VA - On Virginia's Far Atlantic Flank, a Cherished Store of Salt Marshes Is Being Lost
On a still day, floating in a flat-bottomed boat in the waters that stretch like sheets of glass between the mainland and the barrier islands off Virginia’s Eastern Shore, it’s hard to believe anything in this corner of the world has ever changed at all.
For centuries upon centuries, you could believe, this region has been nothing more than vast horizontal expanses of water, grasses and sky, held together by thin strips of land. Here is home to an endless cycle of tides, schooling fish, great migratory sweeps of birds pausing to rest as they come and go on their long journeys between the Arctic and South America.
But that sense of a world set off from time is an illusion. One of the greatest ironies of Virginia’s Eastern Shore is that its aura of timelessness is made possible only by ceaseless change. It’s the constant shifting of the barrier islands and the salt marshes behind them that have shielded the area from lasting human encroachment. Now, though, the marshes have run up against a human intrusion much harder to escape: climate change. As increasing global air and ocean temperatures accelerate the movement of the barrier islands landward, the Eastern Shore’s salt marshes are disappearing faster than they can rebuild themselves, leaving the mainland more vulnerable to rising waters and increasingly violent storms.
“These land masses have been responding to these forces for thousands and thousands of years,” said Alex Wilke, a coastal scientist with the Nature Conservancy’s Volgenau Virginia Coast Reserve where many of the salt marshes lie.

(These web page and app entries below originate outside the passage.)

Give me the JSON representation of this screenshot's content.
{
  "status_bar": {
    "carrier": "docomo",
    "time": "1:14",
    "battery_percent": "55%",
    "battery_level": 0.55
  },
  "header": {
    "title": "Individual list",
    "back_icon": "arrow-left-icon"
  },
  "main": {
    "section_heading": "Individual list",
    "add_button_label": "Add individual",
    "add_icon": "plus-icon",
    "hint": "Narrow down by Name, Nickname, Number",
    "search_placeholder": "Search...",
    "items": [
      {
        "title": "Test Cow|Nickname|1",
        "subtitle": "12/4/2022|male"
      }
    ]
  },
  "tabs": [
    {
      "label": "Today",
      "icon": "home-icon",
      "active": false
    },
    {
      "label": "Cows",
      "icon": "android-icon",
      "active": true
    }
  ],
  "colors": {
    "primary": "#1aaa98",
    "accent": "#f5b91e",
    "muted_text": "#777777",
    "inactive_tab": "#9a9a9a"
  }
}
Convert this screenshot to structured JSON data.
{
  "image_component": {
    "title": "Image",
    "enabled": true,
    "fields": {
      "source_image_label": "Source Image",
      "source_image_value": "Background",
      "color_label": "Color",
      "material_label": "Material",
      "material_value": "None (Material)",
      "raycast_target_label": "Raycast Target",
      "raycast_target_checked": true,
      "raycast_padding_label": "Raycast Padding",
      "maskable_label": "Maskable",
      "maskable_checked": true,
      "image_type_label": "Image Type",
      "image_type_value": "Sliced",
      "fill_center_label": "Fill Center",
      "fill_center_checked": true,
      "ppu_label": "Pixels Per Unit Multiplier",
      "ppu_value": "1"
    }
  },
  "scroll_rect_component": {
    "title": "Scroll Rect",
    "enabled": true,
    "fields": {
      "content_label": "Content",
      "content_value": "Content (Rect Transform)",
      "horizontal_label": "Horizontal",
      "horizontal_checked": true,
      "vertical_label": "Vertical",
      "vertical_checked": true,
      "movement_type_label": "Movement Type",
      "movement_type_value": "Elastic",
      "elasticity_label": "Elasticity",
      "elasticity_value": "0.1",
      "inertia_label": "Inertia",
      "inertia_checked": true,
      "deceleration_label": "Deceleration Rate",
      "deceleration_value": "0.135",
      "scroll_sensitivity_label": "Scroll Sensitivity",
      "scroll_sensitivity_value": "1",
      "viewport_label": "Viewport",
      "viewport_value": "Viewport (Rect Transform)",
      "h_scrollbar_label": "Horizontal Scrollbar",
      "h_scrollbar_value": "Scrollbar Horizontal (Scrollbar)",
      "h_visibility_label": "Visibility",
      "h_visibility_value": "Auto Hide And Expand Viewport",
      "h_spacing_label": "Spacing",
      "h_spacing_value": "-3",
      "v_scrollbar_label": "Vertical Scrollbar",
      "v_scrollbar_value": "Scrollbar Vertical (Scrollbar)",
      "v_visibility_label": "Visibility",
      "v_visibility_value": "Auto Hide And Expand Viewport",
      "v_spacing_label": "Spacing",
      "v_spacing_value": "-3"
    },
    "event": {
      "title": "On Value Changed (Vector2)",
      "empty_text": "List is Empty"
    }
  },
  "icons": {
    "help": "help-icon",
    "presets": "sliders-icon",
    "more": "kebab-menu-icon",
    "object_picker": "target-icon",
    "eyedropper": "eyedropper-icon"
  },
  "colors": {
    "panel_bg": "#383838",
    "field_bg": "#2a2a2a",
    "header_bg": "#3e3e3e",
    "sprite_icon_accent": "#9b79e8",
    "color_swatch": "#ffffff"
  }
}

But, she cautioned, “the pattern that we’ve seen in the past isn’t necessarily the pattern we’re going to see in the future.”